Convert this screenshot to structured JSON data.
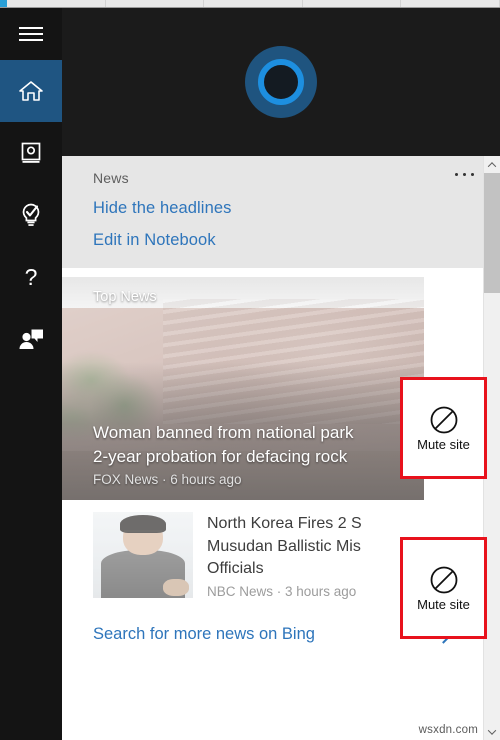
{
  "taskbar": {
    "cells": 5
  },
  "rail": {
    "items": [
      {
        "name": "hamburger",
        "label": "Menu",
        "icon": "hamburger-icon",
        "active": false
      },
      {
        "name": "home",
        "label": "Home",
        "icon": "home-icon",
        "active": true
      },
      {
        "name": "notebook",
        "label": "Notebook",
        "icon": "notebook-icon",
        "active": false
      },
      {
        "name": "reminders",
        "label": "Reminders",
        "icon": "lightbulb-check-icon",
        "active": false
      },
      {
        "name": "help",
        "label": "Help",
        "icon": "question-mark-icon",
        "active": false
      },
      {
        "name": "feedback",
        "label": "Feedback",
        "icon": "person-speech-bubble-icon",
        "active": false
      }
    ]
  },
  "hero": {
    "icon": "cortana-ring-icon"
  },
  "news_header": {
    "title": "News",
    "more_icon": "ellipsis-icon",
    "links": [
      {
        "label": "Hide the headlines"
      },
      {
        "label": "Edit in Notebook"
      }
    ]
  },
  "top_news": {
    "badge": "Top News",
    "headline_line1": "Woman banned from national park",
    "headline_line2": "2-year probation for defacing rock",
    "source": "FOX News · 6 hours ago"
  },
  "story": {
    "headline_line1": "North Korea Fires 2 S",
    "headline_line2": "Musudan Ballistic Mis",
    "headline_line3": "Officials",
    "source": "NBC News · 3 hours ago",
    "thumb_icon": "portrait-thumbnail"
  },
  "bing_row": {
    "label": "Search for more news on Bing",
    "chevron_icon": "chevron-right-icon"
  },
  "callouts": [
    {
      "label": "Mute site",
      "icon": "no-entry-icon"
    },
    {
      "label": "Mute site",
      "icon": "no-entry-icon"
    }
  ],
  "watermark": "wsxdn.com",
  "scrollbar": {
    "up_icon": "chevron-up-icon",
    "down_icon": "chevron-down-icon"
  },
  "colors": {
    "accent_blue": "#2e75bb",
    "rail_active": "#1f5582",
    "cortana_ring": "#1d8fe0",
    "callout_red": "#e8121c",
    "panel_dark": "#1b1b1b"
  }
}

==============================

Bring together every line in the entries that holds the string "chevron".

    "chevron_icon": "chevron-right-icon"
    "up_icon": "chevron-up-icon",
    "down_icon": "chevron-down-icon"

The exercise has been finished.